My black people do we dream anymore?
It seems as if we are so caught up in becoming the next big rapper, video girl, model or American idol.
By no means am I preaching these things to be wrong. These careers paths have opened doors for many individuals such as Melissa Ford, Eva Marcille and Fantasia Barrino, who may have otherwise been looked over.
My problem comes when young black Americans, especially my FAMU family, close themselves to other possibilities.
Why can’t we be more than just entertainment figures?
Let us put our dreams to good use. We all have what it takes to be doctors, lawyers, teachers, government officials, and so much more. Stop suppressing your abilities.
I believe part of it is the media’s fault because you hardly ever see documentaries or shows that are constantly aired about black Americans becoming renowned journalists, doctors, judges, or professors.
Honestly, you have to admit, that the images we tend to see we mimic to an extent. Oprah had a dream, Martin Luther King Jr. had a dream, Condoleezza Rice had a dream and Dr. Ian Smith most definitely had dreamed.
All of these people had dreams just like you and me. Yet, one day they decided to put actions behind their dreams. Now they have affected history in a significant way.
Tom Joyner once said, “Dreaming is so great because you don’t necessarily know how you’re going to make your dreams come true, but when they do come, you ought to be ready.” He also exclaimed, “Dreaming is great, but dreaming by itself is not enough.”
For those of you who are not familiar with Joyner’s career path, he was a member of a group named the DuPonts but he chose his education over the group. After putting his dream to good use, he became the first black man to have a nationally syndicated morning radio program, “The Tom Joyner Morning Show.” This goes to show you that putting action behind that dream of yours is essential for your success. Prepare yourselves for the best and worst of outcomes.
By no means is it going to be easy, you have to stay focused. If making this decision means that you cannot hang with your friends then, so be it.
You have to understand the benefits of dreaming, gaining the most of your education and putting all that to use through hard work.
Trust me, in due time all that hard work and pain will cease, All the success and joy of your accomplishments will increase.

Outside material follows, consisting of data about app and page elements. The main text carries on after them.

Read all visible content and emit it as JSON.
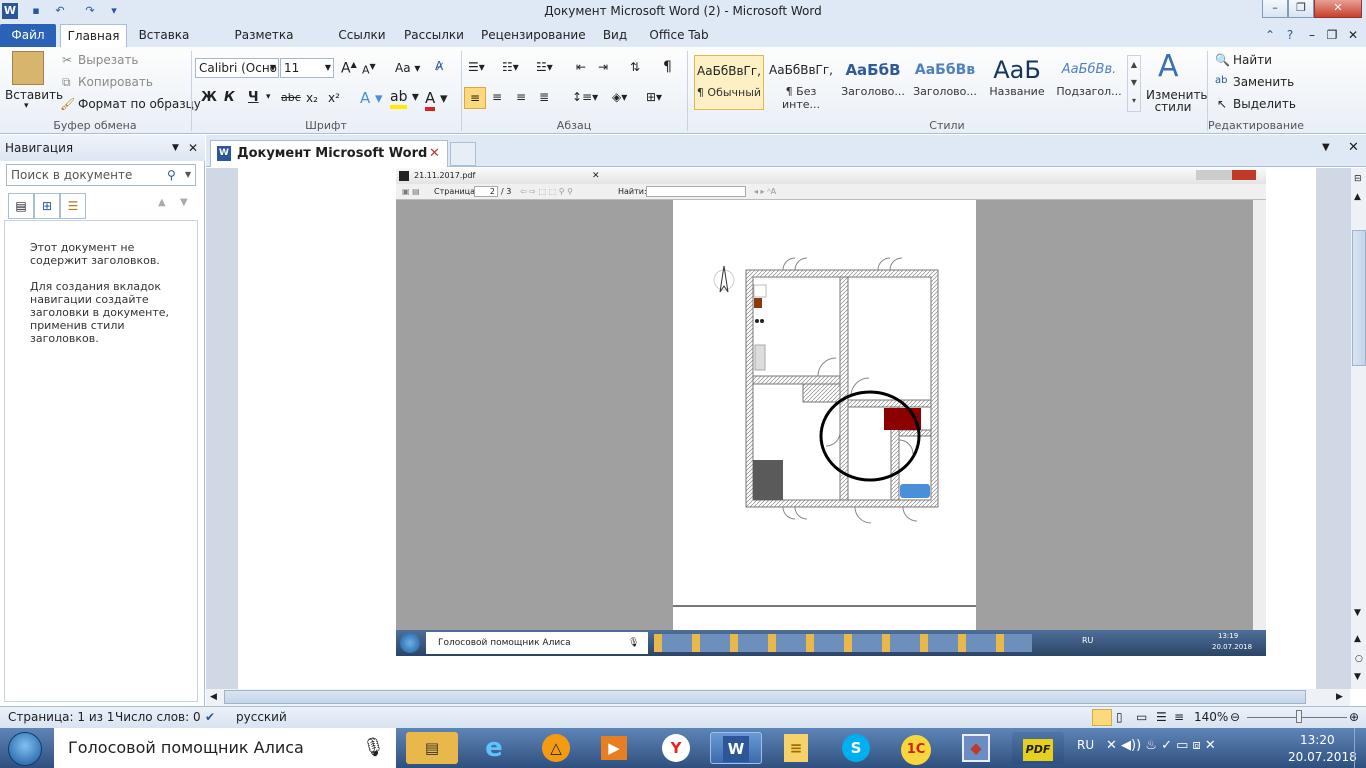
{
  "window": {
    "title": "Документ Microsoft Word (2)  -  Microsoft Word"
  },
  "quick_access": {
    "app_icon": "word-icon",
    "save": "save-icon",
    "undo": "undo-icon",
    "redo": "redo-icon"
  },
  "ribbon_tabs": [
    "Файл",
    "Главная",
    "Вставка",
    "Разметка страницы",
    "Ссылки",
    "Рассылки",
    "Рецензирование",
    "Вид",
    "Office Tab"
  ],
  "clipboard": {
    "paste": "Вставить",
    "cut": "Вырезать",
    "copy": "Копировать",
    "format_painter": "Формат по образцу",
    "label": "Буфер обмена"
  },
  "font": {
    "name": "Calibri (Осно",
    "size": "11",
    "label": "Шрифт",
    "bold": "Ж",
    "italic": "К",
    "underline": "Ч",
    "strike": "abc",
    "sub": "x₂",
    "sup": "x²",
    "grow": "A",
    "shrink": "A",
    "case": "Aa"
  },
  "paragraph": {
    "label": "Абзац",
    "pilcrow": "¶"
  },
  "styles": {
    "label": "Стили",
    "items": [
      {
        "preview": "АаБбВвГг,",
        "name": "¶ Обычный"
      },
      {
        "preview": "АаБбВвГг,",
        "name": "¶ Без инте..."
      },
      {
        "preview": "АаБбВ",
        "name": "Заголово..."
      },
      {
        "preview": "АаБбВв",
        "name": "Заголово..."
      },
      {
        "preview": "АаБ",
        "name": "Название"
      },
      {
        "preview": "АаБбВв.",
        "name": "Подзагол..."
      }
    ],
    "change": "Изменить стили"
  },
  "editing": {
    "label": "Редактирование",
    "find": "Найти",
    "replace": "Заменить",
    "select": "Выделить"
  },
  "nav": {
    "title": "Навигация",
    "search_placeholder": "Поиск в документе",
    "msg1": "Этот документ не содержит заголовков.",
    "msg2": "Для создания вкладок навигации создайте заголовки в документе, применив стили заголовков."
  },
  "doc_tab": {
    "title": "Документ Microsoft Word (2)"
  },
  "pdf": {
    "filename": "21.11.2017.pdf",
    "page_label": "Страница:",
    "page_current": "2",
    "page_total": "/ 3",
    "find_label": "Найти:",
    "taskbar_alice": "Голосовой помощник Алиса",
    "lang": "RU",
    "time": "13:19",
    "date": "20.07.2018"
  },
  "status": {
    "page": "Страница: 1 из 1",
    "words": "Число слов: 0",
    "lang": "русский",
    "zoom": "140%"
  },
  "taskbar": {
    "alice": "Голосовой помощник Алиса",
    "lang": "RU",
    "time": "13:20",
    "date": "20.07.2018",
    "apps": [
      "explorer",
      "ie",
      "avast",
      "media",
      "yandex",
      "word",
      "wordpad",
      "skype",
      "1c",
      "virtualbox",
      "pdf"
    ]
  }
}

So, do better my black people, put some “oomph” behind that dream of yours. Ignore those critics and aspire to go to the top.
Priscilla Blow is a junior broadcast student from Jacksonville. She can be reached at firstname.lastname@example.org.